- This interpretation is unattributed.
I have no objection to the article saying something like: "One interpretation is that the mysterious stranger is Jesus himself." — so long as all the subsequent references to the mysterious stranger refer to him as the "mysterious stranger".
If no one offers a convincing explanation as to why this error shouldn't be changed I plan to do so in the near future.
Cheers! -- Geo Swan 14:04, 25 March 2007 (UTC)
- The most simple answer is, most of the time, the correct one. While there may be other interpretations, the most plausible one is an interpretation where the "mysterious stranger" is god himself. On the other hand, assuming that the stranger is god when other interpretatios are available seems a little off to me. I propose we add something like what you said, but a little more convincing that this is the most simple and plausible theory. Or we could just name him "The black dude" Acglaphotis 15:43, 3 April 2007 (UTC)

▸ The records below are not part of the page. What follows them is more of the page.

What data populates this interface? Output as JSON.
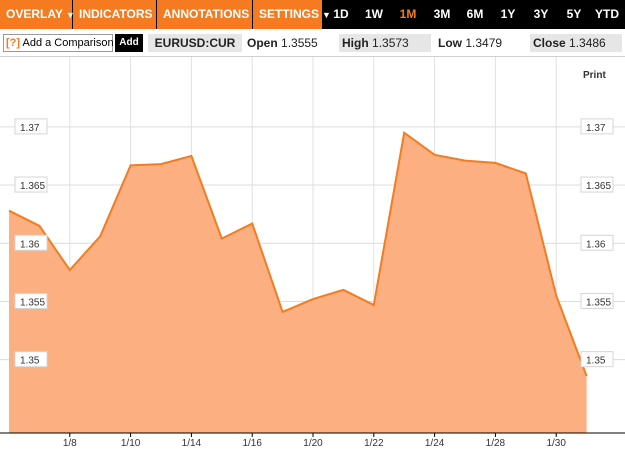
{
  "toolbar": {
    "menus": [
      "OVERLAY",
      "INDICATORS",
      "ANNOTATIONS",
      "SETTINGS"
    ],
    "ranges": [
      "1D",
      "1W",
      "1M",
      "3M",
      "6M",
      "1Y",
      "3Y",
      "5Y",
      "YTD"
    ],
    "active_range": "1M"
  },
  "compare": {
    "help": "[?]",
    "placeholder": "Add a Comparison",
    "add_label": "Add"
  },
  "quote": {
    "symbol": "EURUSD:CUR",
    "open_label": "Open",
    "open": "1.3555",
    "high_label": "High",
    "high": "1.3573",
    "low_label": "Low",
    "low": "1.3479",
    "close_label": "Close",
    "close": "1.3486"
  },
  "print_label": "Print",
  "colors": {
    "accent": "#f47b20",
    "area_fill": "#fcaf80",
    "toolbar_bg": "#000000"
  },
  "chart_data": {
    "type": "area",
    "x": [
      "1/6",
      "1/7",
      "1/8",
      "1/9",
      "1/10",
      "1/11",
      "1/14",
      "1/15",
      "1/16",
      "1/17",
      "1/20",
      "1/21",
      "1/22",
      "1/23",
      "1/24",
      "1/25",
      "1/28",
      "1/29",
      "1/30",
      "1/31"
    ],
    "values": [
      1.3628,
      1.3615,
      1.3577,
      1.3606,
      1.3667,
      1.3668,
      1.3675,
      1.3604,
      1.3617,
      1.3541,
      1.3552,
      1.356,
      1.3547,
      1.3695,
      1.3676,
      1.3671,
      1.3669,
      1.366,
      1.3555,
      1.3486
    ],
    "x_tick_labels": [
      "1/8",
      "1/10",
      "1/14",
      "1/16",
      "1/20",
      "1/22",
      "1/24",
      "1/28",
      "1/30"
    ],
    "y_ticks": [
      1.35,
      1.355,
      1.36,
      1.365,
      1.37
    ],
    "ylim": [
      1.3437,
      1.376
    ],
    "grid": true
  }
}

- IMBD's credits list the character as "Elliot's Cellmate/Angel", and their quotes section as "Elliot's Cellmate". Unless the actual credits say something different, or there's some other secure reason for making the equation, I think the equation with God seems a bit speculative and "OR"ish. Alai 19:17, 8 April 2007 (UTC)
Guys, guys, why are we doing this? Let's not try to be all PC and just go with the common sense: the black dude is God, we know that. The equation is: the biggest representative of evil is the Devil and the biggest representative of good is God (not the tripled God as in christianity, just God, himself) - the movie is more of a simplistic nature, so let's not get carried away with our ivy-league wit and accept it - the black dude is God. You can see an example of that equation in the final scene, where the Devil is playng chess with God (the black dude) and tries to trick him, by replacing chess figures, but ultimately gets caught, seeming weak and childish (the only case of the Devil seeming weak and childish, let's admit - would be in front of God himself) - end of discussion guys, the black dude is God. —Preceding unsigned comment added by 220.127.116.11 (talk) 19:10, 30 September 2009 (UTC)
All the above are wrong; the idea in the film is a s simple as it is complex: "GOD"is bigger and cannot be presentable in this movie (after all it is an american movie intended for a large audience..so representing God is then a taboo)..the woman devil is NOT the all commanding devil/lucifer (as in Hell she is supposed to be "only" a friend Elliot should keep to make it through Hell) and the afro good spirit is her opposite but equal (they play chess thus on equal basis), so at best a modern version of an angel or messenger...Elliot calls for God..God, of course cannot/wont show up (belief is just that..belief)..so a messenger shows up..but it is his own imagination / illusion that creates him (and her). The fact that the devil is represented by a sexy high class eloquent speaking woman (contrary to evil ugly scary red monster) and the good spirit by an apparently black petty criminal (he IS in jail, right?) shows the confusion it should have on Elliot (and the audience) of what we percieve as bad and good. At the end the woman tells Elliot quite clearly that all evil and good is on this earth and what WE make of it. Thus both figures Devil and Afro are nothing more than spirits/messengers/angels/fallenangels of Elliot's own imagination/beliefs..
When you think of it: how often were the "angels" that people saw in the past (up to people in the last century) an actual embodiment outside their body/soul. Could it not rather have been an illusion inside these people's minds (if genuine at all)? Enjoy the movie, I really really like it. — Preceding unsigned comment added by 18.104.22.168 (talk) 21:11, 18 August 2011 (UTC)